### Task description
Identify all lines in the data containing the string "peak". Copy them out.

====== The input

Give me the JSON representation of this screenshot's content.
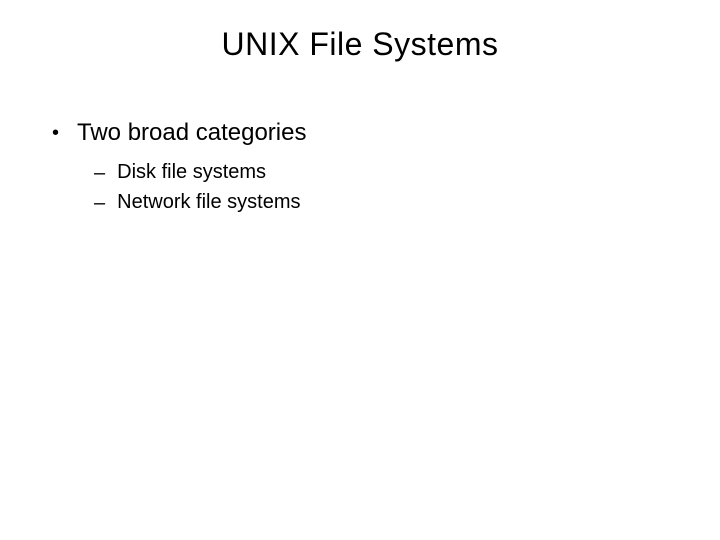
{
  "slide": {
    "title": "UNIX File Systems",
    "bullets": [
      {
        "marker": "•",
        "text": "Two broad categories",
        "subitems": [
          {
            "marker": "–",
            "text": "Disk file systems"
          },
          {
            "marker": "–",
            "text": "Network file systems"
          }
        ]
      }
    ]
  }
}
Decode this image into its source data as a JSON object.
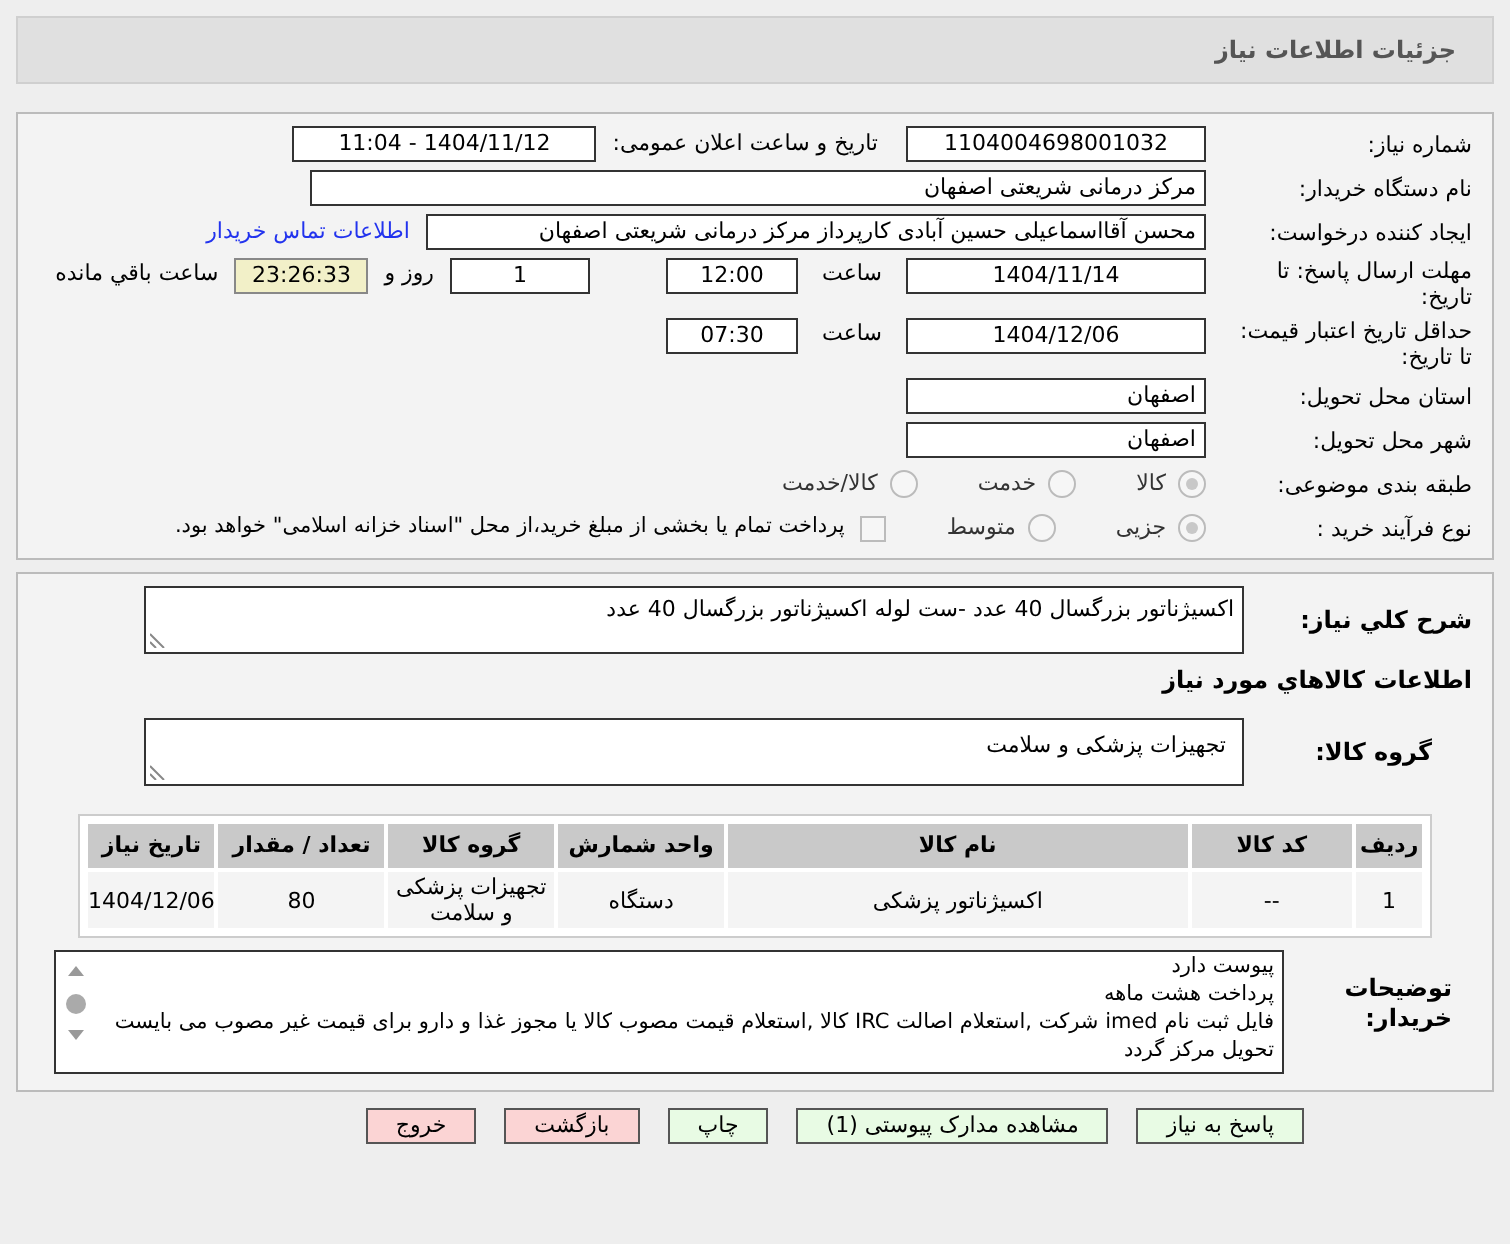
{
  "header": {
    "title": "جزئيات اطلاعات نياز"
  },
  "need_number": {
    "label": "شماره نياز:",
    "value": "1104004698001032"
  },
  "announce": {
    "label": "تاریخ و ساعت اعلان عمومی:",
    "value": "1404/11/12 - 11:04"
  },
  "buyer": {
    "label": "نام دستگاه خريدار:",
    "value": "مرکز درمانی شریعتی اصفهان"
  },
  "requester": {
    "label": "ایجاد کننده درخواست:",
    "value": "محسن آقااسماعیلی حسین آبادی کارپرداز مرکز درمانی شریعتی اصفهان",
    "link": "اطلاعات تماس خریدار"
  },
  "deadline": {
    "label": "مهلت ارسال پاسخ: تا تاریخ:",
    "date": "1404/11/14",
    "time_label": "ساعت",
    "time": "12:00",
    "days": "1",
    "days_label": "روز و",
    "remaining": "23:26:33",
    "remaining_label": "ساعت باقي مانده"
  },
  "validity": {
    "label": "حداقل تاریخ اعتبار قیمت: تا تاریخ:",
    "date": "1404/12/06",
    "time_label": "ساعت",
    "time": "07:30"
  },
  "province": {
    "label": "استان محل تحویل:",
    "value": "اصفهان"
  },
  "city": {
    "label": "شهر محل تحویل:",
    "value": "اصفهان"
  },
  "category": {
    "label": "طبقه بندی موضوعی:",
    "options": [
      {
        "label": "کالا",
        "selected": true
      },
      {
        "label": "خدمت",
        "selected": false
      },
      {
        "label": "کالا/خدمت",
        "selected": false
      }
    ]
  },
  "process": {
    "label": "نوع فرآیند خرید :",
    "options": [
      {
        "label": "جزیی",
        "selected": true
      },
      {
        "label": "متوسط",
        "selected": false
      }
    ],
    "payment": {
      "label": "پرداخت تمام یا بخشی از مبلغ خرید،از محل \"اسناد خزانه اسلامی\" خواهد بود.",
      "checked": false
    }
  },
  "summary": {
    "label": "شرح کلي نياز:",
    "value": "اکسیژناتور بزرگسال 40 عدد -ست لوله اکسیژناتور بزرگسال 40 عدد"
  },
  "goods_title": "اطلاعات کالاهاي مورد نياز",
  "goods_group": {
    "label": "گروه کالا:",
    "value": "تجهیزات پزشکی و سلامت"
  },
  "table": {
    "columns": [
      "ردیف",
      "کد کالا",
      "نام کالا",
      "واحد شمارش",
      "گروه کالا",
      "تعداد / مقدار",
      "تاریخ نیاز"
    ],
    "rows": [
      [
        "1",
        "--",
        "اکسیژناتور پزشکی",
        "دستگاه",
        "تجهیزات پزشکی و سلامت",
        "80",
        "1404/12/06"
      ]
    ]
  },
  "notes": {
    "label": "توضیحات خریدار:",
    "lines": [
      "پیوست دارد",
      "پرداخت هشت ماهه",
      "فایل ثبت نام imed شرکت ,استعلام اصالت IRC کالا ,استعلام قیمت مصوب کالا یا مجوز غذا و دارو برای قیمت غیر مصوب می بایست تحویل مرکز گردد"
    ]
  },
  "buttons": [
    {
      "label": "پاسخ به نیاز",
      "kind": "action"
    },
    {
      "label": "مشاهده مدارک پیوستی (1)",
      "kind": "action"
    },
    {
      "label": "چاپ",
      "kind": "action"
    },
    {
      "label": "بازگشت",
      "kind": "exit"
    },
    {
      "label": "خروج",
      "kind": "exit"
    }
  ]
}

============
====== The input

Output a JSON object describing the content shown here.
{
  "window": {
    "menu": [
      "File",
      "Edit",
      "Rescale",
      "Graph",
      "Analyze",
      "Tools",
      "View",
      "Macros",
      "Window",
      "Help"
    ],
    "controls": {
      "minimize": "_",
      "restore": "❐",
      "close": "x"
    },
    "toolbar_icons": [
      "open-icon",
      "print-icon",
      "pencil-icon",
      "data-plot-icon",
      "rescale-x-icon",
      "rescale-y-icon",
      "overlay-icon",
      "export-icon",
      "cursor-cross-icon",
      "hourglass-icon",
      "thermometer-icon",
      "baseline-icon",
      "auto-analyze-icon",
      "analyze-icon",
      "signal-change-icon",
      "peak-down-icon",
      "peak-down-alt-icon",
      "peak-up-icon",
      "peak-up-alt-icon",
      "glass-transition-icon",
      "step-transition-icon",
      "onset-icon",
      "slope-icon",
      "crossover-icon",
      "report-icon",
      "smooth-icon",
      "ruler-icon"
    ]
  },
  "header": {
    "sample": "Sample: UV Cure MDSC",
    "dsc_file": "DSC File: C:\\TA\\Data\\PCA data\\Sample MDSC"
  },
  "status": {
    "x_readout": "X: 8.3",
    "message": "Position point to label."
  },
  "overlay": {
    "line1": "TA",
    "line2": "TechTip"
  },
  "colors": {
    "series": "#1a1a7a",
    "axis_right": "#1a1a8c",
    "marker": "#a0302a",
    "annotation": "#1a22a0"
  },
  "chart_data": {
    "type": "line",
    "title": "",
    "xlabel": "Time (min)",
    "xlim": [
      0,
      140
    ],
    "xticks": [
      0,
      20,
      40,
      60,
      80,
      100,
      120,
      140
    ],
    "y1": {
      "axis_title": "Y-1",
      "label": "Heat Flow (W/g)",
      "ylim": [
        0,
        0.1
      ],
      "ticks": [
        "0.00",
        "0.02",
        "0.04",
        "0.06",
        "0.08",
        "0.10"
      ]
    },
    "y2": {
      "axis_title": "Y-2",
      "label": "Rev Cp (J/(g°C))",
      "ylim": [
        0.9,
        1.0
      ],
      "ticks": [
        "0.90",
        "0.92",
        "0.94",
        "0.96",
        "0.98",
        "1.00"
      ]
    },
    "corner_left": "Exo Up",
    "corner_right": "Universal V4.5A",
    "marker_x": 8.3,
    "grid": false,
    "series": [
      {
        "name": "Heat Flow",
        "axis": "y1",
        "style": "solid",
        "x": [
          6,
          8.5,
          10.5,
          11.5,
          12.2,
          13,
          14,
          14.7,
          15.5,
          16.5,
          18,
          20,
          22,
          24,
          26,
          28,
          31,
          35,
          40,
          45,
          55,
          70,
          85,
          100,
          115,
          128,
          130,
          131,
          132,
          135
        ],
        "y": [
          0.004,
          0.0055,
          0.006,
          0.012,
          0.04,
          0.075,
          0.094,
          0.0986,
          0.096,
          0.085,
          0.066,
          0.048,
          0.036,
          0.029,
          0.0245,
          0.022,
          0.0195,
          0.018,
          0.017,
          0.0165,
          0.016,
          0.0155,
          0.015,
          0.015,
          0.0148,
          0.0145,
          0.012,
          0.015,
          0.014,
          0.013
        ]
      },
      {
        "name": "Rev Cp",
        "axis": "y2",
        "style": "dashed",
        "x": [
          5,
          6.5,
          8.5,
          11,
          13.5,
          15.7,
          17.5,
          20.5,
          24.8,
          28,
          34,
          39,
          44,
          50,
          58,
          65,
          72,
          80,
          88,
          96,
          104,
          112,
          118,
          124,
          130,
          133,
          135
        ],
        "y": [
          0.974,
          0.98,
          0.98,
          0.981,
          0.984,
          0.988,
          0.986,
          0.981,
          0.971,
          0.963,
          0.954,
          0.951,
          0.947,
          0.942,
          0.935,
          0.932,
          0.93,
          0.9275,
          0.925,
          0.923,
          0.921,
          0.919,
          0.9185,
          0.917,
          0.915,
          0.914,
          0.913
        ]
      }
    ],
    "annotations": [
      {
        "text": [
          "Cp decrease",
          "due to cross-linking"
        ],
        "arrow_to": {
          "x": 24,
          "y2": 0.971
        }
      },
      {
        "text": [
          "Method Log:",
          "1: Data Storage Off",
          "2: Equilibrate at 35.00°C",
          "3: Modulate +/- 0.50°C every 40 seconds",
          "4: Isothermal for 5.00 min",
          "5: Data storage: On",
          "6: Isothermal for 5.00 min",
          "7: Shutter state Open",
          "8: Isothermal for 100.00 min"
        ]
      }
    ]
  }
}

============

### Result below
      "peak-down-icon",
      "peak-down-alt-icon",
      "peak-up-icon",
      "peak-up-alt-icon",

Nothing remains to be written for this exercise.